LONDON (Reuters) - Roche is to step up its research efforts on two Alzheimer’s drugs, both of which suffered setbacks in tests last year, reflecting its belief in drugs targeting protein plaques found in brains of patients with the disease.
The move follows new evidence presented on Wednesday that rival antibody drugs from Eli Lilly and Biogen, working in a similar way, may produce improvements in people with the memory-robbing condition.
A Roche spokesman said crenezumab would now move into late-stage Phase III development and it also aimed to run fresh clinical trials using higher doses of gantenerumab, after that drug failed in an initial Phase III study.
“We are developing novel approaches to implement higher doses in ongoing and future studies of gantenerumab and have requested feedback from health authorities,” he added.
The Swiss drugmaker, which reports half-year results on Thursday, did not give further details on when new trials might start.
The revival in gantenerumab’s fortunes has been helped by evidence of its biological activity in patients, based on tests of spinal fluid and brain scans. Details of these so-called biomarker findings were presented at the Alzheimer’s Association International Conference (AAIC) in Washington earlier on Wednesday.
Roche had said last December it was ending a late-stage study of gantenerumab after it failed to prove effective.
Philip Scheltens of the VU University Medical Center in Amsterdam, who presented the data at AAIC, said the latest data suggested gantenerumab was clearing beta-amyloid plaques from the brain but the dose was too low.
“Future trials should examine higher doses of the drug,” he said.
Gantenerumab, which Roche secured through a partnership with Morphosys, is very similar to Biogen’s aducanumab in the way it blocks beta amyloid.
The AAIC meeting was told of promising clinical trial results for both aducanumab and Eli Lilly’s solanezumab, although experts said results of larger confirmatory trials were still needed.

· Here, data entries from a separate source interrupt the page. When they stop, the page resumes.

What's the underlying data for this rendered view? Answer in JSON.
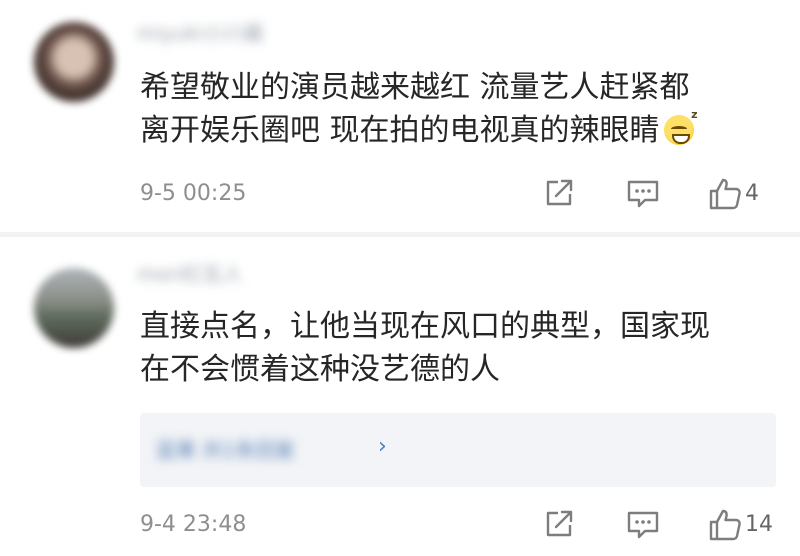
{
  "comments": [
    {
      "username": "miyuki小川酱",
      "text": "希望敬业的演员越来越红 流量艺人赶紧都\n离开娱乐圈吧 现在拍的电视真的辣眼睛",
      "emoji": "sleepy-grin-emoji",
      "timestamp": "9-5 00:25",
      "likes": "4"
    },
    {
      "username": "mori红瓦人",
      "text": "直接点名，让他当现在风口的典型，国家现\n在不会惯着这种没艺德的人",
      "reply_preview": "蓝果 共1条回复",
      "timestamp": "9-4 23:48",
      "likes": "14"
    }
  ],
  "icons": {
    "share": "share-icon",
    "reply": "comment-icon",
    "like": "thumbs-up-icon",
    "reply_more": "chevron-right-icon"
  },
  "colors": {
    "text": "#262626",
    "meta": "#8e8e8e",
    "link": "#4a7ec4",
    "reply_bg": "#f2f4f7"
  }
}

Roche’s pharmaceuticals head Daniel O’Day had said in April that the company would look again at prospects for its two experimental Alzheimer’s drugs.
Dementia, of which Alzheimer’s is the most common form, affects close to 50 million people worldwide, a total set to reach 135 million by 2050, according to non-profit campaign group Alzheimer’s Disease International.
Unlike heart disease and cancer, which have seen major strides in drug development, there is still no treatment that can slow the progression of Alzheimer’s. Current drugs can do no more than ease some of the symptoms.
Reporting by Ben Hirschler